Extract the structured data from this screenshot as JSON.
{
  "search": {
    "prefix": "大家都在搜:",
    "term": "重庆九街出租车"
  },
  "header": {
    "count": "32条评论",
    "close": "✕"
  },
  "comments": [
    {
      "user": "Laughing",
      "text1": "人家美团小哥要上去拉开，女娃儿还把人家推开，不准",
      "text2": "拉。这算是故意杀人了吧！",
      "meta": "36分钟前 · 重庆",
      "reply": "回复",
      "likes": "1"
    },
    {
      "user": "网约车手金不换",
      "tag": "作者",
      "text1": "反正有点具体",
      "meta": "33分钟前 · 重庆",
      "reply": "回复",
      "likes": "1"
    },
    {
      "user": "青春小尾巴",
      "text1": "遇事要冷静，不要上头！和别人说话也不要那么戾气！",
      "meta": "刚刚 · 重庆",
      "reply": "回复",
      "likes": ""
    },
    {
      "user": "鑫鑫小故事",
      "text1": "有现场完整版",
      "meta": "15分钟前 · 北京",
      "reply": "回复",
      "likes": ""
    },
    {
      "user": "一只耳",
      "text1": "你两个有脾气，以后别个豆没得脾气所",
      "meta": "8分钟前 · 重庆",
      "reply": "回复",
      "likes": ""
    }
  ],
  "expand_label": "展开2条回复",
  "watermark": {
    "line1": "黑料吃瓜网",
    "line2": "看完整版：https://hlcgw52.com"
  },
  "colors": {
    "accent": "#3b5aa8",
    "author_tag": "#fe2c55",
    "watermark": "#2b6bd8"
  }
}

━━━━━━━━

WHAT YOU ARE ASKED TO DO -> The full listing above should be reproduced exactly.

ANSWER FOR THE TASK ->
Extract the structured data from this screenshot as JSON.
{
  "search": {
    "prefix": "大家都在搜:",
    "term": "重庆九街出租车"
  },
  "header": {
    "count": "32条评论",
    "close": "✕"
  },
  "comments": [
    {
      "user": "Laughing",
      "text1": "人家美团小哥要上去拉开，女娃儿还把人家推开，不准",
      "text2": "拉。这算是故意杀人了吧！",
      "meta": "36分钟前 · 重庆",
      "reply": "回复",
      "likes": "1"
    },
    {
      "user": "网约车手金不换",
      "tag": "作者",
      "text1": "反正有点具体",
      "meta": "33分钟前 · 重庆",
      "reply": "回复",
      "likes": "1"
    },
    {
      "user": "青春小尾巴",
      "text1": "遇事要冷静，不要上头！和别人说话也不要那么戾气！",
      "meta": "刚刚 · 重庆",
      "reply": "回复",
      "likes": ""
    },
    {
      "user": "鑫鑫小故事",
      "text1": "有现场完整版",
      "meta": "15分钟前 · 北京",
      "reply": "回复",
      "likes": ""
    },
    {
      "user": "一只耳",
      "text1": "你两个有脾气，以后别个豆没得脾气所",
      "meta": "8分钟前 · 重庆",
      "reply": "回复",
      "likes": ""
    }
  ],
  "expand_label": "展开2条回复",
  "watermark": {
    "line1": "黑料吃瓜网",
    "line2": "看完整版：https://hlcgw52.com"
  },
  "colors": {
    "accent": "#3b5aa8",
    "author_tag": "#fe2c55",
    "watermark": "#2b6bd8"
  }
}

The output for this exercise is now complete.